I don't understand how the OP_PUSH works - where does it push from and does it push it onto the top of the stack? I thought script operations read from the top of the stack so I'd read the top item and push it back onto the stack which does nothing?
As I understand it, the script is separate from the stack. The script is read left to right and it's ...
For pushing numbers between 1-16, you should be using OP_1-OP_16.
For pushing numbers larger than 16, you should be using OP_PUSH(OP_N/A).
<5> push compiles to OP_5: 0x55
<17> push compiles to OP_PUSH1(0x11): 0x0111
<666> push compiles to OP_PUSH2(0x9a02): 0x029a02
OP_ADD pops two inputs and adds them together. So your ordering is ...
This is not something you can do at the protocol level, but you probably don't need it. Once you broadcast a transaction, each bitcoin node will hold it in its memory pool until the transaction is confirmed or until the node decides to drop it from its mempool.
Nodes can drop your transaction when maximum mempool size is reached and transactions below a ...
There are currently 3 types of addresses defined, and each directly encodes a specific scriptPubKey.
1... addresses. These are P2PKH addresses. To construct their scriptPubKey, use Base58Check decoding, verify the first byte of the result is 0, and then construct the script OP_DUP OP_HASH160 <byte 1-21 of the Base58Check decode> OP_EQUALVERIFY ...
Yes, assuming James sends Bob two outputs with the following spending conditions:
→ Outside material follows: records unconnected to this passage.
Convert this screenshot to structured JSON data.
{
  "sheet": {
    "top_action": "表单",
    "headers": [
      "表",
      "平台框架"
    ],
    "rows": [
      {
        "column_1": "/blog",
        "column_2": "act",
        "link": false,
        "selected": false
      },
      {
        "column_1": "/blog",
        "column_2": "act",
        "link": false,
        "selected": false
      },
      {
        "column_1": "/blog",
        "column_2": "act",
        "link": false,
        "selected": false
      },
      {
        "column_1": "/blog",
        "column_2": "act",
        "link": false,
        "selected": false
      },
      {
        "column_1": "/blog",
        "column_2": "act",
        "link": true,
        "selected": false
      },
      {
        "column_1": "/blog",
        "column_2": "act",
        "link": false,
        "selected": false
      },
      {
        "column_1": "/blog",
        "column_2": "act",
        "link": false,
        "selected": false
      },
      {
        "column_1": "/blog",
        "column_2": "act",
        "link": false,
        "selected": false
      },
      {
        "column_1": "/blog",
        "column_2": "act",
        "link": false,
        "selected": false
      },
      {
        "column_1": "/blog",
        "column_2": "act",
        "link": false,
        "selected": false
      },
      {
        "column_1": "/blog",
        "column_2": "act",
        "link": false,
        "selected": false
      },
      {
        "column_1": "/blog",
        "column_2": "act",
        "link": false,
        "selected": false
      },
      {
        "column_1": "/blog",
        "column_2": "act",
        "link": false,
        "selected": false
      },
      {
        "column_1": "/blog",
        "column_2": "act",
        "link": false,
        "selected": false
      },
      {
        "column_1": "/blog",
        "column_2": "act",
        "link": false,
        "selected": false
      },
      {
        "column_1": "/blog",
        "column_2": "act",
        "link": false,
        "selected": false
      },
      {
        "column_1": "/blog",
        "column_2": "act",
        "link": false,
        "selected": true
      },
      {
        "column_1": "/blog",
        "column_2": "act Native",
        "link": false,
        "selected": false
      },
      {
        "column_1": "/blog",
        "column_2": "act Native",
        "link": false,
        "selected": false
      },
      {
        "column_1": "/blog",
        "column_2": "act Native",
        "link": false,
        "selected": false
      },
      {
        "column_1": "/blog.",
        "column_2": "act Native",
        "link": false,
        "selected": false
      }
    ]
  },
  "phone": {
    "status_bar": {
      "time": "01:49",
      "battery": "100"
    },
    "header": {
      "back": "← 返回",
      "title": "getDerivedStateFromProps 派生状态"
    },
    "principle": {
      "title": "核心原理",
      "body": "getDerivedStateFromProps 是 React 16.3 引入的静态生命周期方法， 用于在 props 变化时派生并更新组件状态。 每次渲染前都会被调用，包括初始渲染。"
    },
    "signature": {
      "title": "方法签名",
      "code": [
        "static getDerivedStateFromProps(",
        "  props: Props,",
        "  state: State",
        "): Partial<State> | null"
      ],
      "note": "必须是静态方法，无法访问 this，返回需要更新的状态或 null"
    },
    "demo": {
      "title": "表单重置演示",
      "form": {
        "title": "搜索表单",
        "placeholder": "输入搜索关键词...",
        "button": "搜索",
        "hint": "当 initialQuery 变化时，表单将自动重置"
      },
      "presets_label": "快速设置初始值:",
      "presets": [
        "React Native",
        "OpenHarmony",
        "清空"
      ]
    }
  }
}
pk($bob) || (pk($alice) && older(10))
pk($bob) || (pk($carol) && older(10))
Bob can spend these UTXOs together in one transaction by unilaterally satisfying the first spending conditions just with his signatures. Once either of the two UTXOs has ten ...